- GPIO 15 (pin 10) from the Raspberry Pi goes to the IN2 of the relay board.
- GPIO 18 (pin 12) from the Raspberry Pi goes to the IN3 of the relay board.
Setting up the Traffic Signal Interface
$ pacman -Syu file base-devel abs git $ wget https://aur.archlinux.org/packages/py/python-raspberry-gpio/python-raspberry-gpio.tar.gz $ tar xzvf python-raspberry-gpio.tar.gz $ cd python-raspberry-gpio/ $ makepkg -scif --asroot $ pacman -U python-raspberry-gpio*.tar.xz
Next, you'll need to clone this repository onto your Raspberry Pi and copy the control script into
$ git clone https://github.com/mide/traffic-light-controller.git $ chmod +x traffic-light-controller/light-control.py $ cp traffic-light-controller/light-control.py /usr/bin/light-control
You can now test the light controller by running the following commands.
$ light-control red on $ light-control green on -v $ light-control red off -v $ light-control yellow on $ # You can keep going, but that verifies the light-control script works.
Setting up the Status Watcher
Now it's time to set up the status watcher module. This logic is application specific, so this is the part you'll need to change to match your setup. I've documented what I did to get you on the right direction.
The default file that comes with this project can link to a PagerDuty account. If you don't use PagerDuty, you'll need to rewrite this file. Also, I chose to write the PagerDuty logic in Ruby, but you can do whatever you want; just be sure to make the appropriate adjustments in the following steps.
$ pacman -Syu ruby $ # If you already ran "git clone", you can skip the next line $ git clone https://github.com/mide/traffic-light-controller.git $ chmod +x traffic-light-controller/status-watcher.rb $ cp traffic-light-controller/status-watcher.rb /usr/bin/status-watcher
Linking With PagerDuty
If you have a PagerDuty account and you're going to run the provided code, you'll need to do a little bit of configuration.

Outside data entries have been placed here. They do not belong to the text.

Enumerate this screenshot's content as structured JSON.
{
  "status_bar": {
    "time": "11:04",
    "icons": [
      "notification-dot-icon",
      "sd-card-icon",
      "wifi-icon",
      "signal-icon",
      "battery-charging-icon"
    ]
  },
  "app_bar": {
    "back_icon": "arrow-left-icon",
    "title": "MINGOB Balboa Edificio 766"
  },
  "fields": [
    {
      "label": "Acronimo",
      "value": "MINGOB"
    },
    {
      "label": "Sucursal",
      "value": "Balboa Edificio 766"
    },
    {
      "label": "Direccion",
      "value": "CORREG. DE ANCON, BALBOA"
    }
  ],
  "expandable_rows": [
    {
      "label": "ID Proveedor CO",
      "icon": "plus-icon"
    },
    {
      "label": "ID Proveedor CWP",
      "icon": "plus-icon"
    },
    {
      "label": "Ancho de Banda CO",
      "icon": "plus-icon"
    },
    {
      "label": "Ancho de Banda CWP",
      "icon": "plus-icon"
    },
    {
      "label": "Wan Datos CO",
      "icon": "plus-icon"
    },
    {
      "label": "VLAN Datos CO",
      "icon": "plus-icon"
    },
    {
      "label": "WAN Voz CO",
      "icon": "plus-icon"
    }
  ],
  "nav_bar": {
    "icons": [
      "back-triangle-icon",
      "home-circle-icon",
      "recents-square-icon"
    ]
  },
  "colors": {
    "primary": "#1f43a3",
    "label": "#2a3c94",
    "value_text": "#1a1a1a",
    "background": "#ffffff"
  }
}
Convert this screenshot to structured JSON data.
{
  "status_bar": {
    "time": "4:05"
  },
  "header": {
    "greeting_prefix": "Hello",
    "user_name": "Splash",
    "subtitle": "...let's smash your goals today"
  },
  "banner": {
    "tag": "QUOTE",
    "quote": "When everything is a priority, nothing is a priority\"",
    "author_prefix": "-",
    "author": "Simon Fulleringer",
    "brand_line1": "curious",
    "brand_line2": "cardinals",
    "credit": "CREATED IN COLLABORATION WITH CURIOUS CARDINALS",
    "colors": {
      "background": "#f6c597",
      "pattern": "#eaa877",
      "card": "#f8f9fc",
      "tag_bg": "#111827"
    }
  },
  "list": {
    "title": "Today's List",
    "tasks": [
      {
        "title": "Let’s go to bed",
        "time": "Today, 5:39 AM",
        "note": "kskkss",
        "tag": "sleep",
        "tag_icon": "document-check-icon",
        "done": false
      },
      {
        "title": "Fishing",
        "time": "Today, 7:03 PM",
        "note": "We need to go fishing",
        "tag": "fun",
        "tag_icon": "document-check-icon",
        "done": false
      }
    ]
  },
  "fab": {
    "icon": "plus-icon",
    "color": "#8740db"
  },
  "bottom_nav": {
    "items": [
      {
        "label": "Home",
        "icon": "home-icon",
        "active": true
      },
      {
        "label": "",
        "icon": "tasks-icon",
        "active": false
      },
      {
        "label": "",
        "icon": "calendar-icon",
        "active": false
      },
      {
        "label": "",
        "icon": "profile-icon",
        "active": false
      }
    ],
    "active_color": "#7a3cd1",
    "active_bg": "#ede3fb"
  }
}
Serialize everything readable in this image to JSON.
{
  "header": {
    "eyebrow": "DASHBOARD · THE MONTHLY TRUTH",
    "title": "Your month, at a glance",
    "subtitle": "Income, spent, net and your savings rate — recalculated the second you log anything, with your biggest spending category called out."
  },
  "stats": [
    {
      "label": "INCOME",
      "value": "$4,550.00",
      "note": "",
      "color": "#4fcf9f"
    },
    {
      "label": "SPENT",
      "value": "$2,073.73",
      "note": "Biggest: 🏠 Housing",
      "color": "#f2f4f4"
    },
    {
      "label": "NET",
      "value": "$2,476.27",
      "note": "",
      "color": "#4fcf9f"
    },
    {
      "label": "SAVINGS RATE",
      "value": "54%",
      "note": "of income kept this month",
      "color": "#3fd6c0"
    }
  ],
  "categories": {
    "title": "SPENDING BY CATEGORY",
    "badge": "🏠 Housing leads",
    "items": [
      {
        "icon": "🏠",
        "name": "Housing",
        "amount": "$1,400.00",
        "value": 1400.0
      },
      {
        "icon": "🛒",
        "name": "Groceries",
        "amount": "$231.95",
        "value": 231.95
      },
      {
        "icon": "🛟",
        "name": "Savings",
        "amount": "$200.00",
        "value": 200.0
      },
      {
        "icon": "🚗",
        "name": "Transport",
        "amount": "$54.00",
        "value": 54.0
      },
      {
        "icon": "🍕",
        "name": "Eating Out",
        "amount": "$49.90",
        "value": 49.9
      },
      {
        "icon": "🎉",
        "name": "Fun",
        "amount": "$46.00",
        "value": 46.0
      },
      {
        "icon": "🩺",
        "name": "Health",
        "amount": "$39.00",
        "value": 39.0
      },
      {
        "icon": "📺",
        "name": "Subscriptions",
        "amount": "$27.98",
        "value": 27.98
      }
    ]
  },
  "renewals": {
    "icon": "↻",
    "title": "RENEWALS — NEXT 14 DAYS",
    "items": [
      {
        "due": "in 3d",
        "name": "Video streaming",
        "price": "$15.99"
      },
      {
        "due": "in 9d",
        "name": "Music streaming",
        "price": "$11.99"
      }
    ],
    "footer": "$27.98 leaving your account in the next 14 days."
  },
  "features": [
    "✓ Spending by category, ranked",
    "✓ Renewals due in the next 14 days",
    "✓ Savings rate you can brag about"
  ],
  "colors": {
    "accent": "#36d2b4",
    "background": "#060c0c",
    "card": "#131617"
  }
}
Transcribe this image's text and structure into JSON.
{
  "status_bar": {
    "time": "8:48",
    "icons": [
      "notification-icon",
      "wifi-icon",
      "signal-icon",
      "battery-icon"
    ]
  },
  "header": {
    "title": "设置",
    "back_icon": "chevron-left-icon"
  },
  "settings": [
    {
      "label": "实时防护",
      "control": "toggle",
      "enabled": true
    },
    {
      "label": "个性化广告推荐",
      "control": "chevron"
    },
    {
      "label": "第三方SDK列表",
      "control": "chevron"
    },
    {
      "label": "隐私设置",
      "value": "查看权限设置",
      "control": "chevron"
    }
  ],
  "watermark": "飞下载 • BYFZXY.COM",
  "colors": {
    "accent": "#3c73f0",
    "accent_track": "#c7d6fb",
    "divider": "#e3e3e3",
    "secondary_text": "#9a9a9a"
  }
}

If you're not on PagerDuty (or are opting not to use the provided code), you can skip this section.
If you haven't done so already, generate a new read-only API Key for your traffic light (you can see your API Keys by clicking "API Access" in the PagerDuty menu).
Edit the following lines to reflect your account.
@pagerduty_url = 'https://yourname.pagerduty.com' @pagerduty_api_token = '123ABC'
Automating the Status Watcher
In order to make the state change automatically, you'll want to edit your crontab. You can do so by running
crontab -e. The following will run
status-watcher once a minute.
* * * * * status-watcher
You may need to install and enable cron, depending on your setup.
$ pacman -Syu cronie $ systemctl enable cronie $ systemctl start cronie
Usage and License
This project is licensed under the MIT License, so feel free to use it for your company or home network. The only thing that will need to be changed is the
status-watcher.rb, since that has the display calculation logic.